→ REQUIRED ACTION: Please state how many lines of the records below contain the word "Power". Give the number and nothing else.

→ EXCERPTED RECORDS:
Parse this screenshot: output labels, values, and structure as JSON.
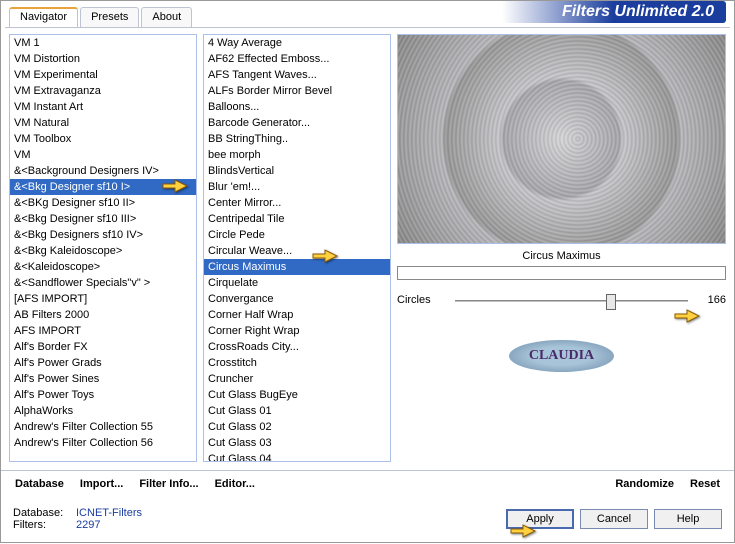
{
  "app_title": "Filters Unlimited 2.0",
  "tabs": [
    "Navigator",
    "Presets",
    "About"
  ],
  "active_tab": 0,
  "categories": [
    "VM 1",
    "VM Distortion",
    "VM Experimental",
    "VM Extravaganza",
    "VM Instant Art",
    "VM Natural",
    "VM Toolbox",
    "VM",
    "&<Background Designers IV>",
    "&<Bkg Designer sf10 I>",
    "&<BKg Designer sf10 II>",
    "&<Bkg Designer sf10 III>",
    "&<Bkg Designers sf10 IV>",
    "&<Bkg Kaleidoscope>",
    "&<Kaleidoscope>",
    "&<Sandflower Specials\"v\" >",
    "[AFS IMPORT]",
    "AB Filters 2000",
    "AFS IMPORT",
    "Alf's Border FX",
    "Alf's Power Grads",
    "Alf's Power Sines",
    "Alf's Power Toys",
    "AlphaWorks",
    "Andrew's Filter Collection 55",
    "Andrew's Filter Collection 56"
  ],
  "selected_category": 9,
  "filters": [
    "4 Way Average",
    "AF62 Effected Emboss...",
    "AFS Tangent Waves...",
    "ALFs Border Mirror Bevel",
    "Balloons...",
    "Barcode Generator...",
    "BB StringThing..",
    "bee morph",
    "BlindsVertical",
    "Blur 'em!...",
    "Center Mirror...",
    "Centripedal Tile",
    "Circle Pede",
    "Circular Weave...",
    "Circus Maximus",
    "Cirquelate",
    "Convergance",
    "Corner Half Wrap",
    "Corner Right Wrap",
    "CrossRoads City...",
    "Crosstitch",
    "Cruncher",
    "Cut Glass  BugEye",
    "Cut Glass 01",
    "Cut Glass 02",
    "Cut Glass 03",
    "Cut Glass 04"
  ],
  "selected_filter": 14,
  "preview_label": "Circus Maximus",
  "slider": {
    "label": "Circles",
    "value": "166",
    "position": 65
  },
  "watermark": "CLAUDIA",
  "toolbar": {
    "database": "Database",
    "import": "Import...",
    "filter_info": "Filter Info...",
    "editor": "Editor...",
    "randomize": "Randomize",
    "reset": "Reset"
  },
  "footer": {
    "db_label": "Database:",
    "db_value": "ICNET-Filters",
    "filters_label": "Filters:",
    "filters_value": "2297",
    "apply": "Apply",
    "cancel": "Cancel",
    "help": "Help"
  }
}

→ ANSWER SPACE: 3